## Problem
Count up the lines below in which the string "Read" appears. The reply should be that number alone.

## Material for this exercise
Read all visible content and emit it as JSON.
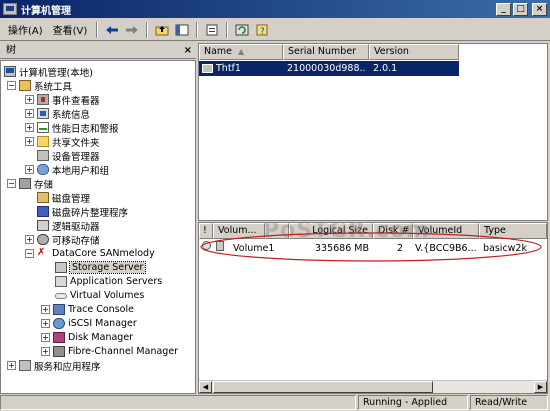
{
  "window": {
    "title": "计算机管理"
  },
  "menu": {
    "action": "操作(A)",
    "view": "查看(V)"
  },
  "tree_pane": {
    "header": "树"
  },
  "tree": [
    {
      "label": "计算机管理(本地)"
    },
    {
      "label": "系统工具"
    },
    {
      "label": "事件查看器"
    },
    {
      "label": "系统信息"
    },
    {
      "label": "性能日志和警报"
    },
    {
      "label": "共享文件夹"
    },
    {
      "label": "设备管理器"
    },
    {
      "label": "本地用户和组"
    },
    {
      "label": "存储"
    },
    {
      "label": "磁盘管理"
    },
    {
      "label": "磁盘碎片整理程序"
    },
    {
      "label": "逻辑驱动器"
    },
    {
      "label": "可移动存储"
    },
    {
      "label": "DataCore SANmelody"
    },
    {
      "label": "Storage Server"
    },
    {
      "label": "Application Servers"
    },
    {
      "label": "Virtual Volumes"
    },
    {
      "label": "Trace Console"
    },
    {
      "label": "iSCSI Manager"
    },
    {
      "label": "Disk Manager"
    },
    {
      "label": "Fibre-Channel Manager"
    },
    {
      "label": "服务和应用程序"
    }
  ],
  "upper_table": {
    "columns": [
      "Name",
      "Serial Number",
      "Version"
    ],
    "rows": [
      {
        "name": "Thtf1",
        "serial": "21000030d988...",
        "version": "2.0.1"
      }
    ]
  },
  "lower_table": {
    "columns": [
      "Volum...",
      "Logical Size",
      "Disk #",
      "VolumeId",
      "Type"
    ],
    "rows": [
      {
        "volume": "Volume1",
        "size": "335686 MB",
        "disk": "2",
        "volume_id": "V.{BCC9B6...",
        "type": "basicw2k"
      }
    ]
  },
  "watermark": "PoSTGR.com",
  "status": {
    "panel1": "",
    "panel2": "Running - Applied",
    "panel3": "Read/Write"
  },
  "colors": {
    "title_bar": "#0a246a",
    "selection": "#0a246a",
    "annotation_ellipse": "#c02020"
  }
}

## Exercise result
2